Some years later I began making some interesting eye-exercising machines, some with electric circuits and cam-operated lights by means of utilizing old war surplus motors and gunsight telescope eyepieces. I also designed and made several other smaller instruments providing various methods of eye stimulation and vergeance eye-muscle exercises to overcome my handicap. With these instruments, I got my eyes to working together for the first time in my life, although I still had a long way to go.

Meantime, my old back injury was looming its ugly head. I found I couldn't sit straight in my seat at school, stand comfortably at the blackboard, walk over uneven ground or ride in a car that rode over bumps-without discomfort.

In my early twenties, this became so pronounced I could only get out of bed in the mornings by the strength of my arms, so great was the pain in my body from this injury.

A chiropractor did all he could, then dismissed me.

'You have a sacroiliac rotation, or inonimate lesion, and that has resulted in a double curvature,' he said. 'I put everything in place, but when you walk out my door, everything goes right out of place, and you go that way till the next treatment.'

Trying an osteopath, the same answer came.

'All I know to do is to put a brace on your back,' he said. 'I line everything up in place, but it gets out of place while you're leaving my office, and remains out till the next treatment.'

By this time I was reading up on the principles of stretching the spine to allign it. I had made an astronomical telescope in my high school days, and decided my back was more important. So I dismantled the old cream-tester gears from the telescope mounting and made a machine I can lie down on and stretch my spine. After a while I had the vertebraes in place, and my spine felt much better.

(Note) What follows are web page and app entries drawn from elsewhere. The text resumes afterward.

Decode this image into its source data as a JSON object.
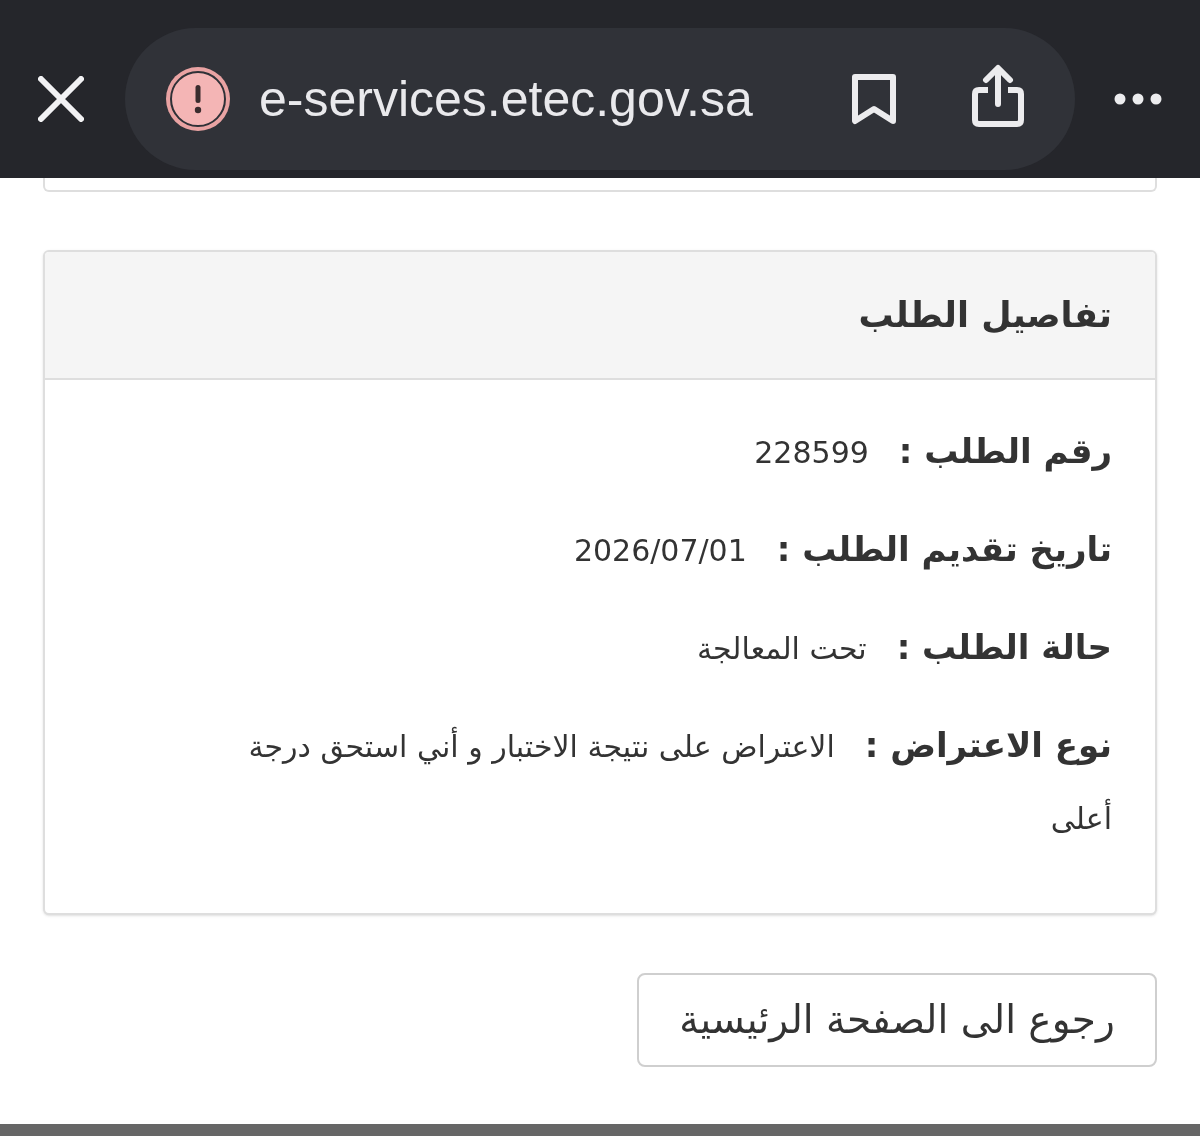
{
  "browser_bar": {
    "url": "e-services.etec.gov.sa"
  },
  "card": {
    "title": "تفاصيل الطلب",
    "fields": [
      {
        "label": "رقم الطلب :",
        "value": "228599"
      },
      {
        "label": "تاريخ تقديم الطلب :",
        "value": "2026/07/01"
      },
      {
        "label": "حالة الطلب :",
        "value": "تحت المعالجة"
      },
      {
        "label": "نوع الاعتراض :",
        "value": "الاعتراض على نتيجة الاختبار و أني استحق درجة أعلى"
      }
    ]
  },
  "buttons": [
    {
      "label": "رجوع الى الصفحة الرئيسية"
    }
  ]
}
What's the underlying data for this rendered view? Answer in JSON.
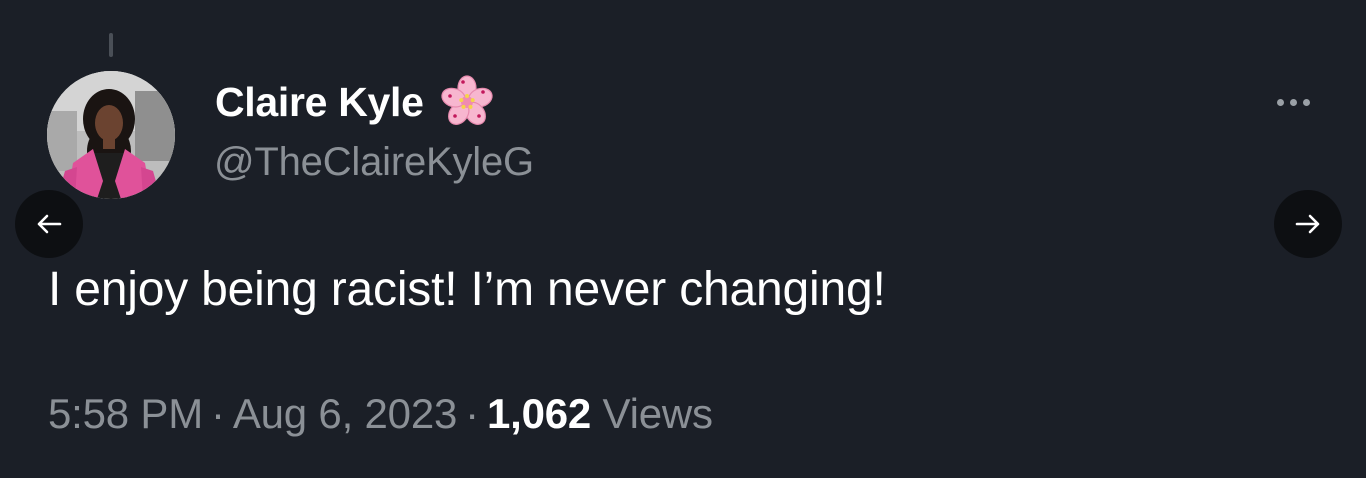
{
  "tweet": {
    "author": {
      "display_name": "Claire Kyle",
      "name_emoji": "cherry-blossom-icon",
      "handle": "@TheClaireKyleG"
    },
    "text": "I enjoy being racist! I’m never changing!",
    "meta": {
      "time": "5:58 PM",
      "date": "Aug 6, 2023",
      "separator": "·",
      "views_count": "1,062",
      "views_label": "Views"
    }
  },
  "controls": {
    "more": "more-options-icon",
    "prev": "arrow-left-icon",
    "next": "arrow-right-icon"
  },
  "colors": {
    "background": "#1b1f27",
    "primary_text": "#ffffff",
    "secondary_text": "#8b9096",
    "nav_button_bg": "#0d0f12",
    "avatar_jacket": "#e0529a"
  }
}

Thus it is, that with the help of my own eye-machines, and my spine machine, I have been able to maintain decent health. Had I not made the spine machine, I would long ago have been confined to a wheel chair from sheer pain of movement. Had I not made my eye machines to exercise my weak eyes, I would still be seeing double, whereas my eyes work fairly well together now. In both cases, the doctors had given up, having done all they could. But, not giving up, it marked only the beginning for me to do something for myself.

All this has rubbed off onto me-may-be even a little of Grandpa's memories, too-but I can't look at a sick or miserable person, without offering them some kind of suggestion or old remedy which I've heard has worked with others. Oftentimes, as vice president of our Darke County Natural Food Associates, I am called on to load up my back machine, my eye-exercising machines and other 'gearing' and shove off for some neighboring town or city, to explain to others what a person can do for himself, when the doctor's give up and tell you, 'I guess you'll just have to learn to live with it.'

If you have the determination for bettering yourself, you can do many things to improve your health. With all due credit to our healing arts and professions, I still say a person has to live with himself and knows his own pains better than any physician.

Every evening my wife comes home from teaching school, and complains of vertebraes being out of place in her neck and spine. She says my back machine is too hard to lie down on, so I have her lie across the bed and relax. Sometimes I massage the muscles of her neck and back. Then I gently cup one hand under the chin, and the other hand around the skull, and pull firmly. By pulling, then releasing, then pulling again, the muscles will gradually relax and the vertebraes will come in place. Sometimes I also rotate the head. This will also help break up adhesions in the back. If I didn't do this, she would be waiting in a doctor's office every day. Misplaced vertebraes in the neck can cause lumps on the neck, poor vision, even hemmhorroids. Keeping them in place, as one can learn to do gently and by the principle of stretching the spine by pulling on the head, will help one in keep much better health. God has placed means in out own hands, and intelligence to help ourselves.

Now Grandpa-quit egging me on and drive your buggy on down the road, so I can end this column! And don't come back till you can tell me how to grow hair where it 'ain't'.